Onward, downward!

Issue 1/1994 | Archives online, Fiction, Prose

Lauri Viita (1916–1965) was one of the self-taught writers who made his debut after the Second World War. His extensive, realist novel Moreeni (‘Moraine’, 1950) taking place in Viita’s native Tampere, begins with this prose poem

…over wolds, hummocks, ridges, between boulders, under branches, from cabin to cottage to manor, from coppice to fen, and ditch to puddle – down it drew us, the sloping earthcrust, southward the magnificent granite ploughland slanted.

Paths linked to paths, brooks joined brooks. Onward, downward! The roads widened, the currents strengthened. Bigger and bigger, heavier and heavier were the loads they could sustain. More and more trees, bread, potatoes, butter, meat, people and gravestones, huge boulders, rocks, went into the maw of those channels, and the hunger only redoubled. From channel to strait, from hour to hour, the lines of barges crawled along; from day to day the broad rafts of logs passed their sleepless summer on the long blue strip of Lake Näsijärvi. Spruce, pine, birch, aspen – different pieces for different purposes. How vast the supply and how vast the need! The months and days went by; in the depths of the lake, layer after layer, there wandered the shades of clouds, ships, faces. More…

Travels in language

Issue 1/1994 | Archives online, Authors

‘I become paralysed when I have to write prose, for publication, lf I do not get down on paper something fit to be printed at the first attempt, I become nervous and lose my patience, I do not know how to analyse…’

(Ihmisen ääni, ‘The human voice’, 1976).

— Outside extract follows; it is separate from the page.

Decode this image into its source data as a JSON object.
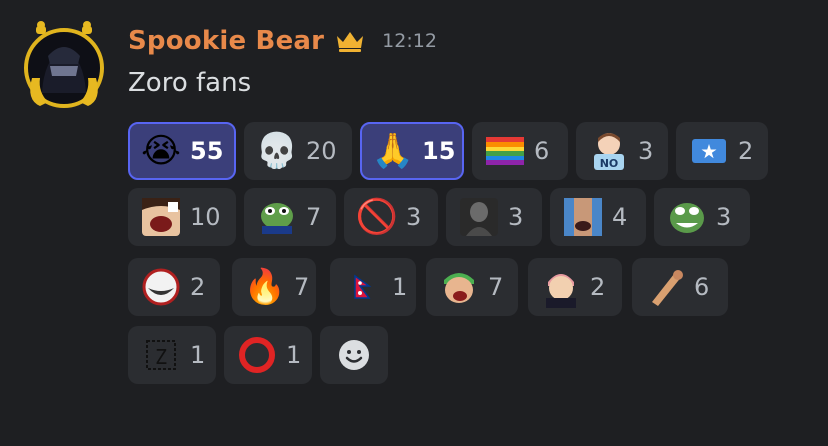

Pentti Saarikoski (1937–1983) was a poet – his first collection was published when he was 21 – and translator whose passion was language; among his translations were Homers Odyssey, works by Aristotle, Heraclitus, Euripedes, Sappho, James Joyce’s Ulysses and Dubliners, Ibsens Peer Gynt, Henry Miller, J.D. Salinger, Italo Calvino, Swedish poetry. Despite the fact that he found prose-writing a painful process, he wrote a number of prose works, which have their existence in the border territory between the novel, the diary, the work-diary, autobiography and confession. More…

The personal is real

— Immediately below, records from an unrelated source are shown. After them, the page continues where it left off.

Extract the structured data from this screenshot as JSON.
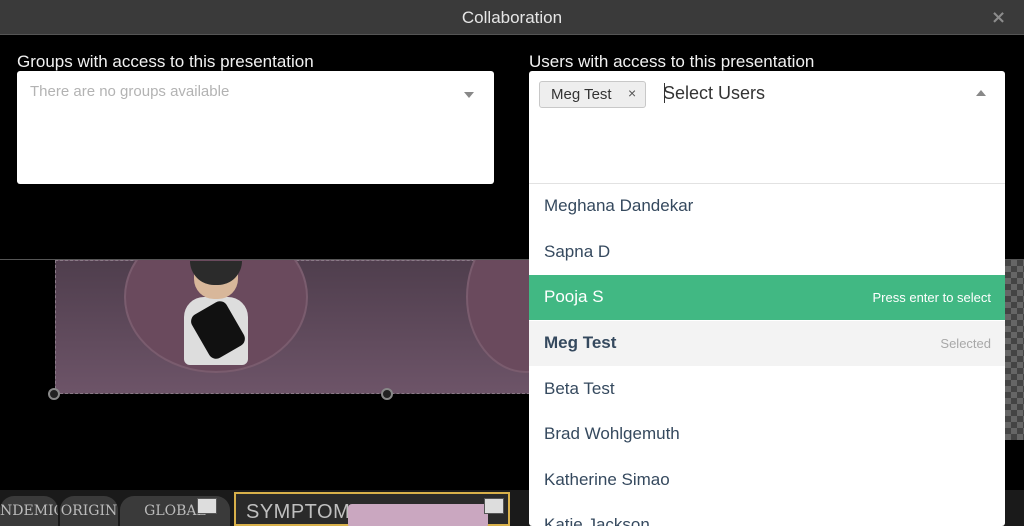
{
  "modal": {
    "title": "Collaboration",
    "close_glyph": "×"
  },
  "groups": {
    "label": "Groups with access to this presentation",
    "placeholder": "There are no groups available"
  },
  "users": {
    "label": "Users with access to this presentation",
    "selected_tags": [
      {
        "label": "Meg Test",
        "remove_glyph": "×"
      }
    ],
    "input_placeholder": "Select Users",
    "options": [
      {
        "name": "Meghana Dandekar",
        "hint": ""
      },
      {
        "name": "Sapna D",
        "hint": ""
      },
      {
        "name": "Pooja S",
        "hint": "Press enter to select",
        "state": "highlighted"
      },
      {
        "name": "Meg Test",
        "hint": "Selected",
        "state": "selected"
      },
      {
        "name": "Beta Test",
        "hint": ""
      },
      {
        "name": "Brad Wohlgemuth",
        "hint": ""
      },
      {
        "name": "Katherine Simao",
        "hint": ""
      },
      {
        "name": "Katie Jackson",
        "hint": ""
      }
    ]
  },
  "background": {
    "thumbnails": [
      "NDEMIC",
      "ORIGIN",
      "GLOBAL"
    ],
    "active_thumbnail": "SYMPTOMS"
  },
  "colors": {
    "highlight": "#41b883",
    "header_bg": "#3a3a3a",
    "option_text": "#35495e"
  }
}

Issue 1/1994 | Archives online, Authors

It is never easy to be a writer, but it can be particularly difficult if you are forever thrusting weapons into your critics’ hands. A writer who mixes and interleaves her literary texts with her own life is very vulnerable to both literary and other criticism.

Anja Kauranen (born 1954) is precisely this kind of writer. The characters and events of ali her seven prose works have clear connections with Kauranen’s own life, her Helsinki childhood, her Karelian family background, her sporting youth, her personal losses. She is not ashamed to allow herself to be interviewed by women’s magazines on subjects including, for example, boxing. She writes magazine columns on feminism and television programmes and took part enthusiastically in the debates over this winter’s presidential elections.

She is a talkative, lively and good-looking woman. This merely increases the burden she has to bear: if Kauranen writes about sex, it must be based on her own experiences. That is what was thought when her first novel, Sonja O. kävi täällä (‘Sonja O. was here’) was published in 1981. The newspaper reviews of the time consistently confused the novel’s writer with its narrator, a literature student who collected experiences and men. It was a young women’s odyssey and Entwicklungsroman which also attempted to analyse the arrival of feminism in Finland, in the midst of the extreme left-wing student movement of the 1970s. More…